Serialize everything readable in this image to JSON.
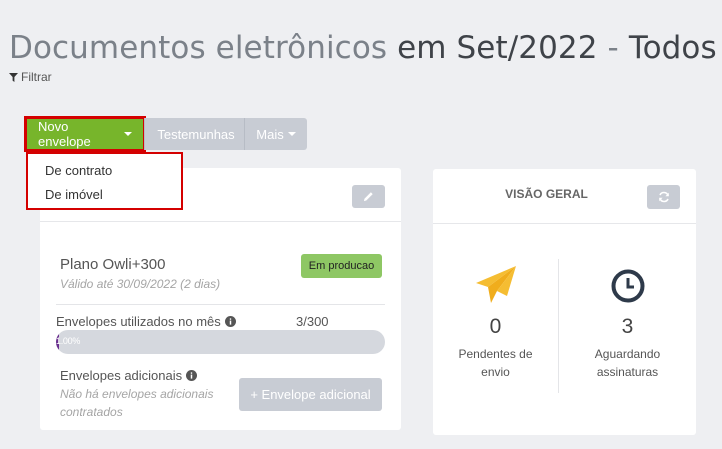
{
  "header": {
    "title_part1": "Documentos eletrônicos",
    "title_part2": "em Set/2022",
    "title_sep": "-",
    "title_part3": "Todos",
    "filter_label": "Filtrar"
  },
  "toolbar": {
    "new_envelope": "Novo envelope",
    "witnesses": "Testemunhas",
    "more": "Mais"
  },
  "dropdown": {
    "items": [
      "De contrato",
      "De imóvel"
    ]
  },
  "plan": {
    "name": "Plano Owli+300",
    "valid_until": "Válido até 30/09/2022 (2 dias)",
    "status": "Em producao",
    "usage_label": "Envelopes utilizados no mês",
    "usage_count": "3/300",
    "usage_percent_text": "1.00%",
    "usage_fraction": 0.01,
    "extra_label": "Envelopes adicionais",
    "extra_note": "Não há envelopes adicionais contratados",
    "add_button": "+ Envelope adicional"
  },
  "overview": {
    "title": "VISÃO GERAL",
    "pending_count": "0",
    "pending_label": "Pendentes de envio",
    "awaiting_count": "3",
    "awaiting_label": "Aguardando assinaturas"
  },
  "colors": {
    "accent_green": "#77b52b",
    "badge_green": "#8ec764",
    "progress_purple": "#6a2f8f",
    "plane_yellow": "#f5bd32",
    "clock_navy": "#2e3a4a",
    "highlight_red": "#d40000"
  },
  "icons": {
    "filter": "funnel-icon",
    "user": "user-icon",
    "edit": "pencil-icon",
    "refresh": "refresh-icon",
    "info": "info-circle-icon",
    "pending": "paper-plane-icon",
    "awaiting": "clock-icon"
  }
}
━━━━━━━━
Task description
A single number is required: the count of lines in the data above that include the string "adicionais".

Solution for this problem
2